“Most of what Congress does is not good for the American people,” Mr. Good declared in an interview off the House floor as the chamber descended into chaos last week. “Most of what we do as a Congress is totally unjustified.”
Though his harsh assessment is a minority opinion even among his Republican colleagues, it encapsulates the perspective that is animating the hard right on Capitol Hill and, increasingly, defining a historically dysfunctional moment in American politics.
With a disruptive government shutdown just days away, Washington is in the grip of an ultraconservative minority that sees the federal government as a threat to the republic, a dangerous monolith to be broken apart with little regard for the consequences. They have styled themselves as a wrecking crew aimed at the nation’s institutions on a variety of fronts.
They are eager to impeach the president and even oust their own speaker if he doesn’t accede to their every demand. They have refused to allow their own party to debate a Pentagon spending bill or approve routine military promotions — a striking posture given that unflinching support for the armed forces has long been a bedrock of Republican orthodoxy.
Defying the G.O.P.’s longstanding reputation as the party of law and order, they have pledged to handcuff the F.B.I. and throttle the Justice Department. Members of the party of Ronald Reagan refused to meet with a wartime ally, President Volodymyr Zelensky of Ukraine, this week when he visited the Capitol and want to eliminate assistance to his country, a democratic nation under siege from an autocratic aggressor.
And they are unbowed by guardrails that in past decades forced consensus even in the most extreme of conflicts; this is the same bloc that balked at raising the debt ceiling in the spring to avert a federal debt default.
“There is a group of Republican members who seem to feel there is no limit at all as to how you can wreck the system,” said Ross K. Baker, a professor of political science at Rutgers University. “There are no boundaries, no forbidden zones. They go where relatively junior members have feared to tread in the past.”

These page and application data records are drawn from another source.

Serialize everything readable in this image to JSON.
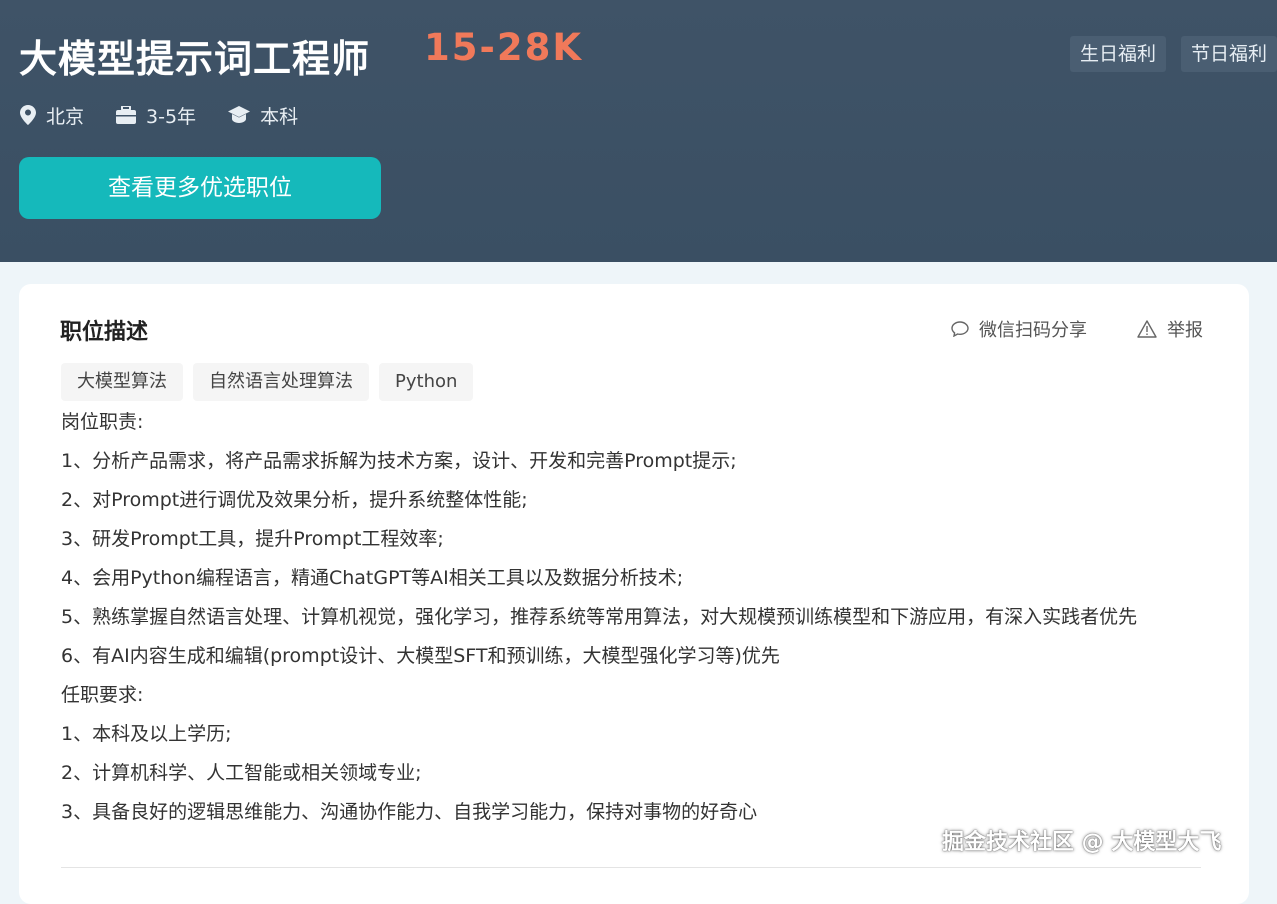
{
  "job": {
    "title": "大模型提示词工程师",
    "salary": "15-28K",
    "welfare": [
      "生日福利",
      "节日福利"
    ],
    "location": "北京",
    "experience": "3-5年",
    "education": "本科",
    "cta_label": "查看更多优选职位"
  },
  "card": {
    "title": "职位描述",
    "share_label": "微信扫码分享",
    "report_label": "举报",
    "tags": [
      "大模型算法",
      "自然语言处理算法",
      "Python"
    ],
    "lines": [
      "岗位职责:",
      "1、分析产品需求，将产品需求拆解为技术方案，设计、开发和完善Prompt提示;",
      "2、对Prompt进行调优及效果分析，提升系统整体性能;",
      "3、研发Prompt工具，提升Prompt工程效率;",
      "4、会用Python编程语言，精通ChatGPT等AI相关工具以及数据分析技术;",
      "5、熟练掌握自然语言处理、计算机视觉，强化学习，推荐系统等常用算法，对大规模预训练模型和下游应用，有深入实践者优先",
      "6、有AI内容生成和编辑(prompt设计、大模型SFT和预训练，大模型强化学习等)优先",
      "任职要求:",
      "1、本科及以上学历;",
      "2、计算机科学、人工智能或相关领域专业;",
      "3、具备良好的逻辑思维能力、沟通协作能力、自我学习能力，保持对事物的好奇心"
    ]
  },
  "watermark": "掘金技术社区 @ 大模型大飞",
  "colors": {
    "header_bg": "#3f5367",
    "salary": "#f0795a",
    "cta_bg": "#15b9bb"
  },
  "icons": {
    "location": "location-pin-icon",
    "experience": "briefcase-icon",
    "education": "graduation-cap-icon",
    "share": "chat-bubble-icon",
    "report": "warning-icon"
  }
}
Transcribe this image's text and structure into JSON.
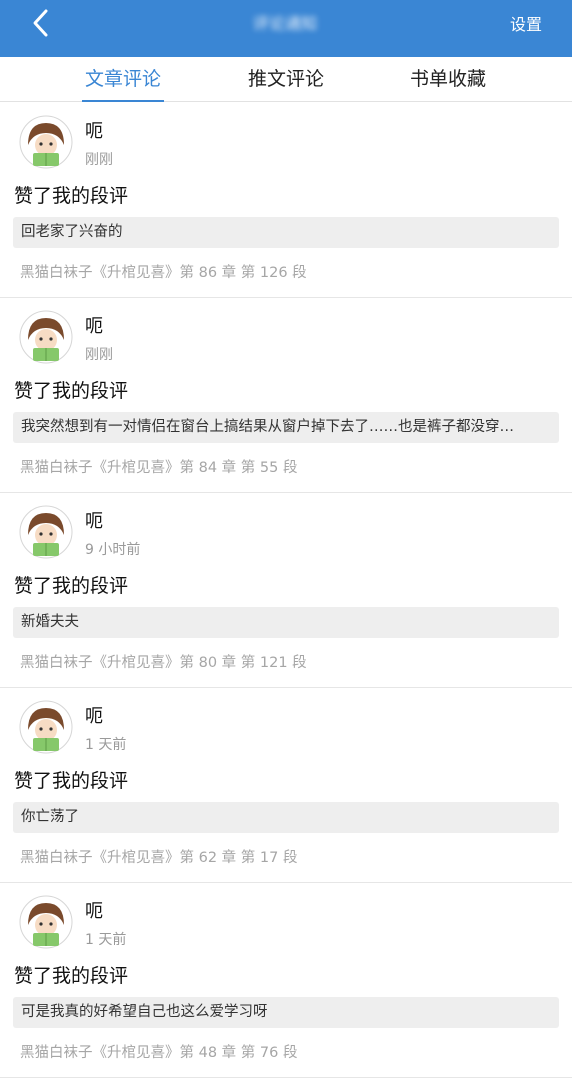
{
  "header": {
    "title": "评论通知",
    "settings_label": "设置",
    "bar_color": "#3a86d4",
    "back_icon": "chevron-left-icon"
  },
  "tabs": [
    {
      "label": "文章评论",
      "active": true
    },
    {
      "label": "推文评论",
      "active": false
    },
    {
      "label": "书单收藏",
      "active": false
    }
  ],
  "accent_color": "#3a86d4",
  "notifications": [
    {
      "user": "呃",
      "time": "刚刚",
      "action": "赞了我的段评",
      "quote": "回老家了兴奋的",
      "source": "黑猫白袜子《升棺见喜》第 86 章 第 126 段"
    },
    {
      "user": "呃",
      "time": "刚刚",
      "action": "赞了我的段评",
      "quote": "我突然想到有一对情侣在窗台上搞结果从窗户掉下去了……也是裤子都没穿…",
      "source": "黑猫白袜子《升棺见喜》第 84 章 第 55 段"
    },
    {
      "user": "呃",
      "time": "9 小时前",
      "action": "赞了我的段评",
      "quote": "新婚夫夫",
      "source": "黑猫白袜子《升棺见喜》第 80 章 第 121 段"
    },
    {
      "user": "呃",
      "time": "1 天前",
      "action": "赞了我的段评",
      "quote": "你亡荡了",
      "source": "黑猫白袜子《升棺见喜》第 62 章 第 17 段"
    },
    {
      "user": "呃",
      "time": "1 天前",
      "action": "赞了我的段评",
      "quote": "可是我真的好希望自己也这么爱学习呀",
      "source": "黑猫白袜子《升棺见喜》第 48 章 第 76 段"
    }
  ]
}
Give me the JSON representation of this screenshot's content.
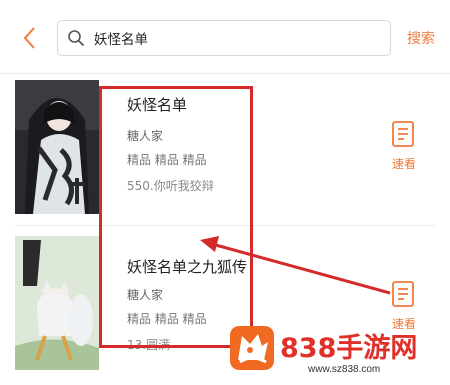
{
  "search": {
    "query": "妖怪名单",
    "button_label": "搜索"
  },
  "books": [
    {
      "title": "妖怪名单",
      "author": "糖人家",
      "tags": "精品 精品 精品",
      "latest_chapter": "550.你听我狡辩",
      "read_label": "速看"
    },
    {
      "title": "妖怪名单之九狐传",
      "author": "糖人家",
      "tags": "精品 精品 精品",
      "latest_chapter": "13.圆满",
      "read_label": "速看"
    }
  ],
  "watermark": {
    "text": "838手游网",
    "url": "www.sz838.com"
  },
  "colors": {
    "accent": "#f07a3a",
    "annotation": "#d42a2a",
    "watermark": "#e0302a"
  }
}
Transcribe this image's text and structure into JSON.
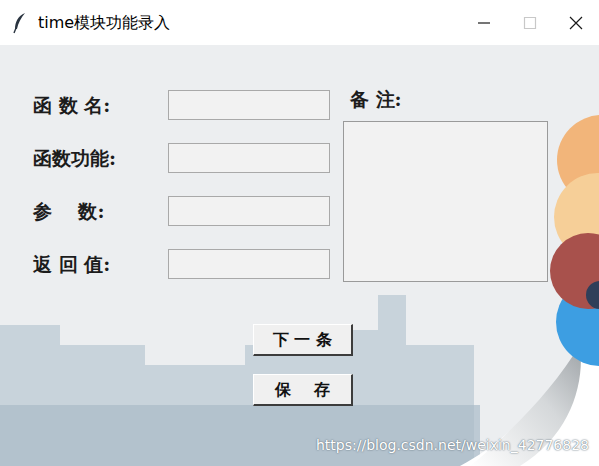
{
  "window": {
    "title": "time模块功能录入",
    "controls": [
      {
        "kind": "minimize",
        "disabled": false
      },
      {
        "kind": "maximize",
        "disabled": true
      },
      {
        "kind": "close",
        "disabled": false
      }
    ]
  },
  "fields": [
    {
      "label": "函 数 名:",
      "value": ""
    },
    {
      "label": "函数功能:",
      "value": ""
    },
    {
      "label": "参    数:",
      "value": ""
    },
    {
      "label": "返 回 值:",
      "value": ""
    }
  ],
  "notes": {
    "label": "备 注:",
    "value": ""
  },
  "buttons": [
    "下 一 条",
    "保    存"
  ],
  "watermark": "https://blog.csdn.net/weixin_42776828"
}
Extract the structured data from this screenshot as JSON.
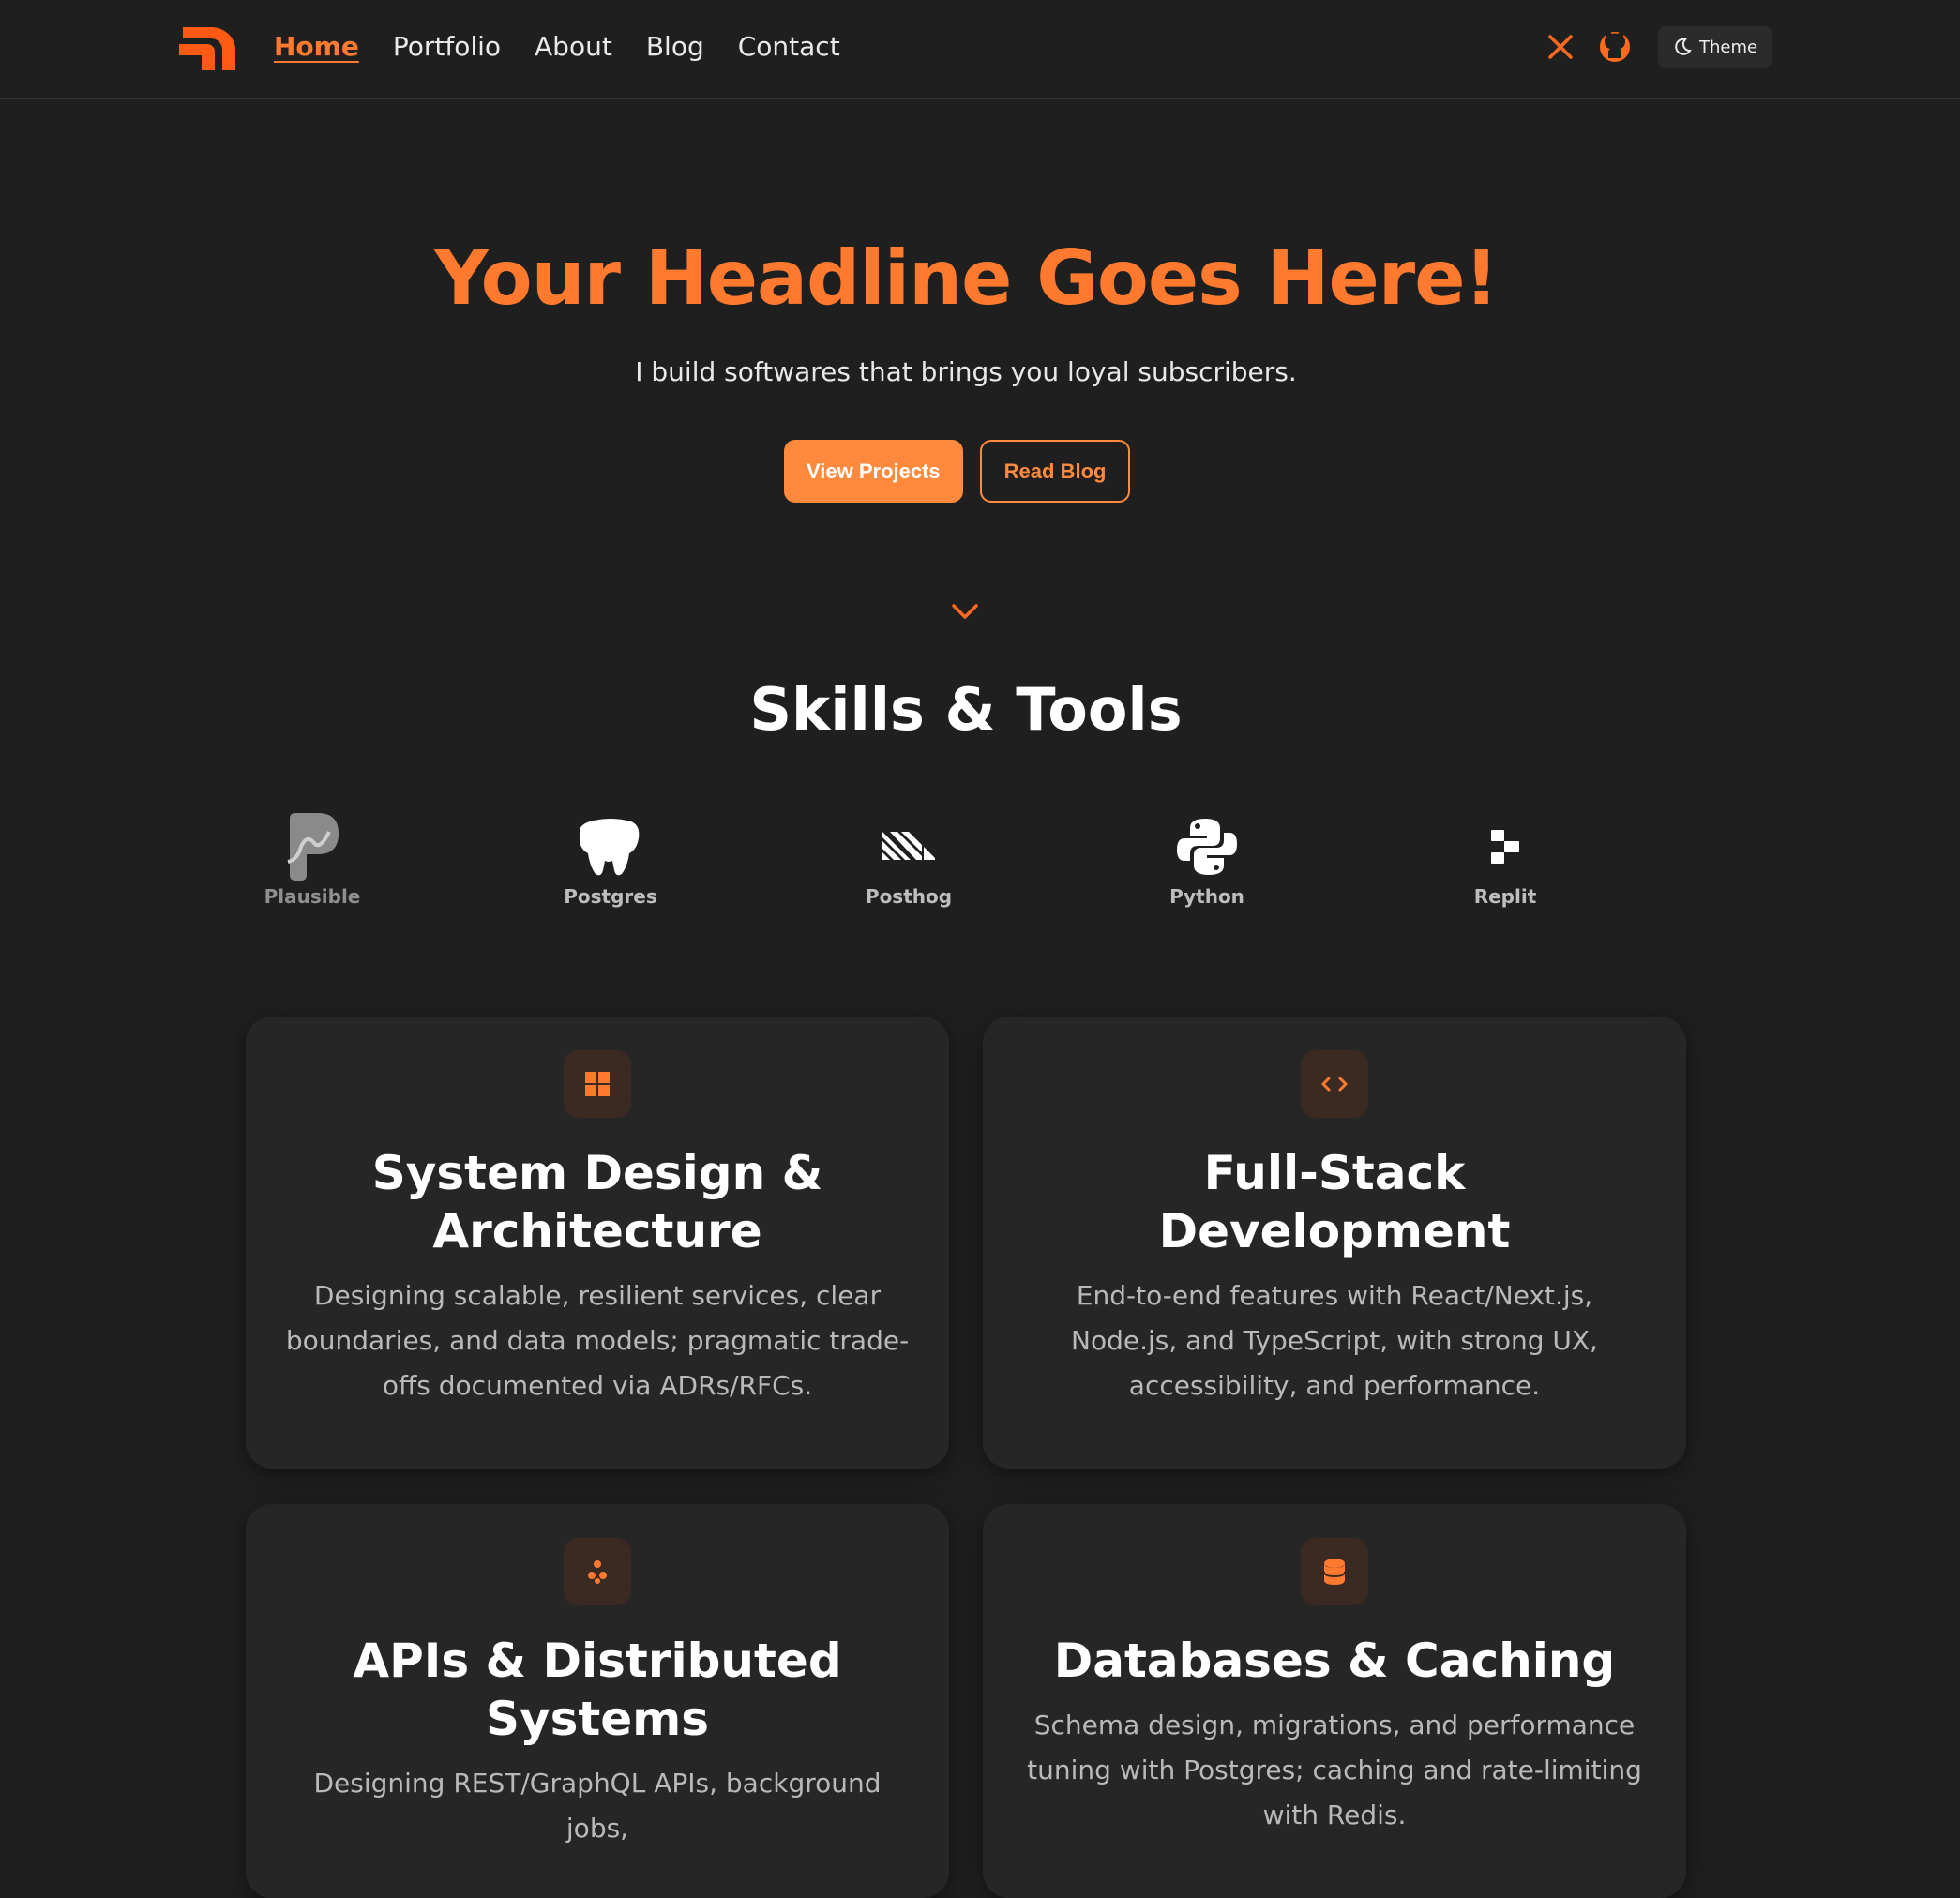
{
  "nav": {
    "items": [
      {
        "label": "Home",
        "active": true
      },
      {
        "label": "Portfolio"
      },
      {
        "label": "About"
      },
      {
        "label": "Blog"
      },
      {
        "label": "Contact"
      }
    ],
    "theme_label": "Theme"
  },
  "hero": {
    "title": "Your Headline Goes Here!",
    "subtitle": "I build softwares that brings you loyal subscribers.",
    "primary_btn": "View Projects",
    "secondary_btn": "Read Blog"
  },
  "skills": {
    "title": "Skills & Tools",
    "tools": [
      "Plausible",
      "Postgres",
      "Posthog",
      "Python",
      "Replit"
    ]
  },
  "cards": [
    {
      "title": "System Design & Architecture",
      "desc": "Designing scalable, resilient services, clear boundaries, and data models; pragmatic trade-offs documented via ADRs/RFCs.",
      "icon": "grid-icon"
    },
    {
      "title": "Full-Stack Development",
      "desc": "End-to-end features with React/Next.js, Node.js, and TypeScript, with strong UX, accessibility, and performance.",
      "icon": "code-icon"
    },
    {
      "title": "APIs & Distributed Systems",
      "desc": "Designing REST/GraphQL APIs, background jobs,",
      "icon": "network-icon"
    },
    {
      "title": "Databases & Caching",
      "desc": "Schema design, migrations, and performance tuning with Postgres; caching and rate-limiting with Redis.",
      "icon": "database-icon"
    }
  ],
  "colors": {
    "accent": "#ff7a2f",
    "background": "#1f1f1f",
    "card": "#262626"
  }
}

The faction, personified most vividly by 20 or so emboldened conservatives in the House, has been able to venture there in large part because of the evenly divided Congress, where each party holds a slim majority in one chamber, giving outsize influence to any bloc — in this case, the most extreme on the right. [Continue reading…]